There are three types of ecological pyramids: energy, biomass and abundance.
The ratio of living matter at different levels generally obeys the same rule as the ratio of incoming energy: the higher the level, the lower the total biomass and the number of its constituent organisms.
The principle of building ecological pyramids
The base of the pyramid is formed by producers (plants).
Above them are the first order consumers (herbivores).
The next level is represented by consumers of the second order (predators).
And so on up to the top of the pyramid, which is occupied by the largest predators. The height of the pyramid usually corresponds to the length of the food chain.
The biomass pyramid (1) shows the ratio of biomasses of organisms of different trophic levels, depicted graphically in such a way that the length or area of a rectangle corresponding to a certain trophic level is proportional to its biomass.
In any trophic chain, not all food is used for the growth of an individual, that is, for the formation of biomass (part of it is spent on meeting the energy costs of organisms: respiration, movement, reproduction, maintaining body temperature, etc.). Consequently, in each subsequent link in the food chain, a decrease in biomass occurs.
The rule of the ecological pyramid of biomass reflects the regularity according to which in any ecosystem the biomass of each next link is 10 times less than the previous one.
The pyramid of numbers
The pyramid of abundance, or numbers (2) – displays the number of individuals at each of the trophic levels of a given ecosystem.
The pyramids of numbers reflect only the population density of organisms at each trophic level, but not the rate of self-renewal (turnover) of organisms.
If the reproduction rate of the prey population is high, then even with a low biomass, such a population can be a sufficient food source for predators with a higher biomass, but a low reproduction rate.
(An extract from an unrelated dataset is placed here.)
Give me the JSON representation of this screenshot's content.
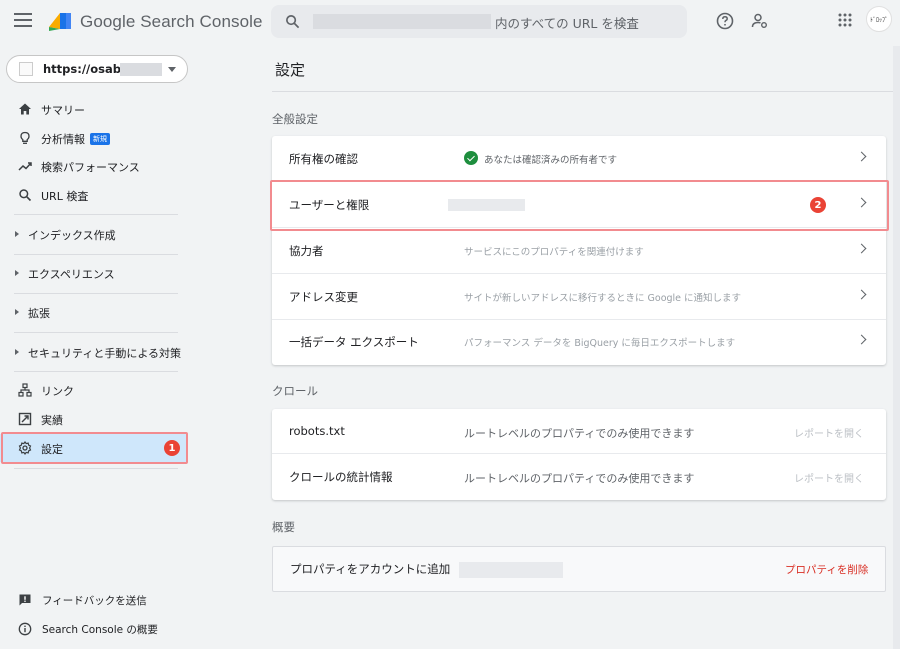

For this reason, the number pyramids can be inverted, i.e. the density of organisms at a given moment at a low trophic level may be lower than the density of organisms at a high level.
For example, many insects can live and feed on one tree (inverted population pyramid).
An inverted pyramid of biomass is characteristic of marine ecosystems, where the primary producers (phytoplankton algae) divide very quickly (they have a high reproductive potential and a rapid change of generations). In the ocean, up to 50 generations of phytoplankton can change per year. Phytoplankton consumers are much larger, but reproduce much more slowly. During the time until predatory fish (and even more so, walruses and whales) accumulate their biomass, many generations of phytoplankton will change, the total biomass of which is much larger.
The biomass pyramids do not take into account the duration of the existence of generations of individuals at different trophic levels and the rate of formation and consumption of biomass.
That is why the pyramids of the rates of formation of living matter, i.e. productivity, are a universal way of expressing the trophic structure of ecosystems. They are commonly referred to as pyramids of energies, referring to the energetic expression of products.
Of the three types of ecological pyramids, the energy pyramid gives the most complete picture of the functional organization of communities, since it reflects the picture of the rates of passage of a mass of food through the food chain.